  • transliterate the names and translate the title of the work, journal name, etc. into English?

1 Answer 1

I will just add to good Alexander Serebrenik's answer. The main point of references is to provide traceable sources to information. This means the translation of the title and journal are key. The title provides insights into the content of the paper and the journal makes it traceable. All journals have different "standards" for how to do this in detail. It is also common that articles in French, German, and/or Spanish are not translated (again local "rules"). It is not common to see, for example, cyrillic in references, instead translitteration seems to be the most common. Again, there should be "rules" about this in each journal and so the best appraoch is to contact the journal editor and ask if no explicit information is available.

Here is an example of how journals may wish to see the references:

Author(s), year. Title in original language (if possible) [Title translated into English]. Publication name in original language (if possible) [Publication name translated into English]. Volume/issue/page information (according to type of publication). [In ‘language’]

and as an example:

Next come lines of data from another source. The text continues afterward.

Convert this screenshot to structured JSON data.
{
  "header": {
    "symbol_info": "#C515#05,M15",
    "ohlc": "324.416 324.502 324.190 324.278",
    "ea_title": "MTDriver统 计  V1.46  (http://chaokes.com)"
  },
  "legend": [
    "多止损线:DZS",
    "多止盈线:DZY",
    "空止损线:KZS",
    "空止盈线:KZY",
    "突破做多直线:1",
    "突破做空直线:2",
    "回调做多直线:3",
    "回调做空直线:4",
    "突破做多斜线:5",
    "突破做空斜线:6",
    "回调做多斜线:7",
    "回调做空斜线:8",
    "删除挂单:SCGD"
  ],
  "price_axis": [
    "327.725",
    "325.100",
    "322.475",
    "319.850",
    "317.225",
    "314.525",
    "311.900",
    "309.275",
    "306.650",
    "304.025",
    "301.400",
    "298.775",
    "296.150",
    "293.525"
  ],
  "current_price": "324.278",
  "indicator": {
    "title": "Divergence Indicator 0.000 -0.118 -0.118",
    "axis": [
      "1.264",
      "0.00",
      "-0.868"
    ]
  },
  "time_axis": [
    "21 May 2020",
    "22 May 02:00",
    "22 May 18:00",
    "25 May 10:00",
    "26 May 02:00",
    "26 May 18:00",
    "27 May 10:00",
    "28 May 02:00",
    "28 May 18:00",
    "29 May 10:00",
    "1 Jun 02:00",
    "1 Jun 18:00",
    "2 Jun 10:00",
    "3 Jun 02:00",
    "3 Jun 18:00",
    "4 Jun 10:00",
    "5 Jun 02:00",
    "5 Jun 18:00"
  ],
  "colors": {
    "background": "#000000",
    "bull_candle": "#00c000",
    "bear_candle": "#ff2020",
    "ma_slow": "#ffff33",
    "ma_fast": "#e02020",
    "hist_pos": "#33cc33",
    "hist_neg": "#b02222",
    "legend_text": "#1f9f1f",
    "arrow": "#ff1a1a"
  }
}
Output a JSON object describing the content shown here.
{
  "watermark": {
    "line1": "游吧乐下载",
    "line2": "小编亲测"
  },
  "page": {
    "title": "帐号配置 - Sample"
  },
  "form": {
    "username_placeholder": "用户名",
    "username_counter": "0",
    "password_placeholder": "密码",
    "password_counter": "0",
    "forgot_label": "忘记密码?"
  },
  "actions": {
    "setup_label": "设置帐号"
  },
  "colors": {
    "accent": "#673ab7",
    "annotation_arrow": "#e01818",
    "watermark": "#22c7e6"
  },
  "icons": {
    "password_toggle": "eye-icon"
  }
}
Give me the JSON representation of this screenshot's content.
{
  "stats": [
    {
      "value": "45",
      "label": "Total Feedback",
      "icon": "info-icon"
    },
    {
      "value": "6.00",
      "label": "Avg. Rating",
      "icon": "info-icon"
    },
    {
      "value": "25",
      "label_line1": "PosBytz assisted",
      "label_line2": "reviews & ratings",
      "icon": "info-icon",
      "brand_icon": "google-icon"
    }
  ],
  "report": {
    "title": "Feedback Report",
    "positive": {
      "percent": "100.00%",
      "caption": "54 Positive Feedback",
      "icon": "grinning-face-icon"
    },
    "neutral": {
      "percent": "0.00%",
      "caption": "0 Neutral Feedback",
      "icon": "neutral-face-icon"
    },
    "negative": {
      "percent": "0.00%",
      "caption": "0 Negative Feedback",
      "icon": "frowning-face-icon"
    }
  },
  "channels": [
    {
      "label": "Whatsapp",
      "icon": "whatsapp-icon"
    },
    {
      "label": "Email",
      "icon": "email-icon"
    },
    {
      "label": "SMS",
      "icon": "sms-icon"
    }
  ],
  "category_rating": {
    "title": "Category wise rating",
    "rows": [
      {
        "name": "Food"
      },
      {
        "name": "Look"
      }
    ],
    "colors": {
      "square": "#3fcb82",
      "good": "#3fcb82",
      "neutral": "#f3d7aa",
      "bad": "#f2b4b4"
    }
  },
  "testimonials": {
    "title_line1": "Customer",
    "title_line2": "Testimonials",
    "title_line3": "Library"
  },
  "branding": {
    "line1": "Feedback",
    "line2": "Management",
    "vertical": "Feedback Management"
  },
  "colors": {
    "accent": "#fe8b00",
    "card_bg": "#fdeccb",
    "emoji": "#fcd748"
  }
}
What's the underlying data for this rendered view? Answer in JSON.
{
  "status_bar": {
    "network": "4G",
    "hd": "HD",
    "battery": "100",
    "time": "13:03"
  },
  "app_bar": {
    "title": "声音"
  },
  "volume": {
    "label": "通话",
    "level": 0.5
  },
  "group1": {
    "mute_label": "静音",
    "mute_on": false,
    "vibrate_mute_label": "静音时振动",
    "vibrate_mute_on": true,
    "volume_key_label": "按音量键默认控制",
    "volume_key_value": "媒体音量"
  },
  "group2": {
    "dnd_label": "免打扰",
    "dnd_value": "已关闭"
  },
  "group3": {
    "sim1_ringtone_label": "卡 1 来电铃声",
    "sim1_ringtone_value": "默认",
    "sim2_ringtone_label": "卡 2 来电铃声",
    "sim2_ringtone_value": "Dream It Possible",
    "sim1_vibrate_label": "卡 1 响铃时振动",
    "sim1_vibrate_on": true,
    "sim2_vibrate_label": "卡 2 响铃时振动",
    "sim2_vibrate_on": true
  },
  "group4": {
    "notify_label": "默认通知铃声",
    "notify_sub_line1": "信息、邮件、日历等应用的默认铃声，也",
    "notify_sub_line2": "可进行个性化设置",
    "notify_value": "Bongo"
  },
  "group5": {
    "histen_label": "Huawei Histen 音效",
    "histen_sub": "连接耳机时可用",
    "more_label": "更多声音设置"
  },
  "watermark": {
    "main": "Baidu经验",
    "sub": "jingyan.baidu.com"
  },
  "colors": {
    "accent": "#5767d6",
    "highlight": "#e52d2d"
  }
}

Krenke, A.N. and Khodakov, V.G., 1966. O svyasi povercknostnogo tayaniya lednikov s temperaturoy vozdukha [On the relationship between melt of glaciers and air temperature]. Materialy Glyatsiologicheskikh Issledovaniy [Data of Glaciological Studies], 12. 153–163. [In Russian]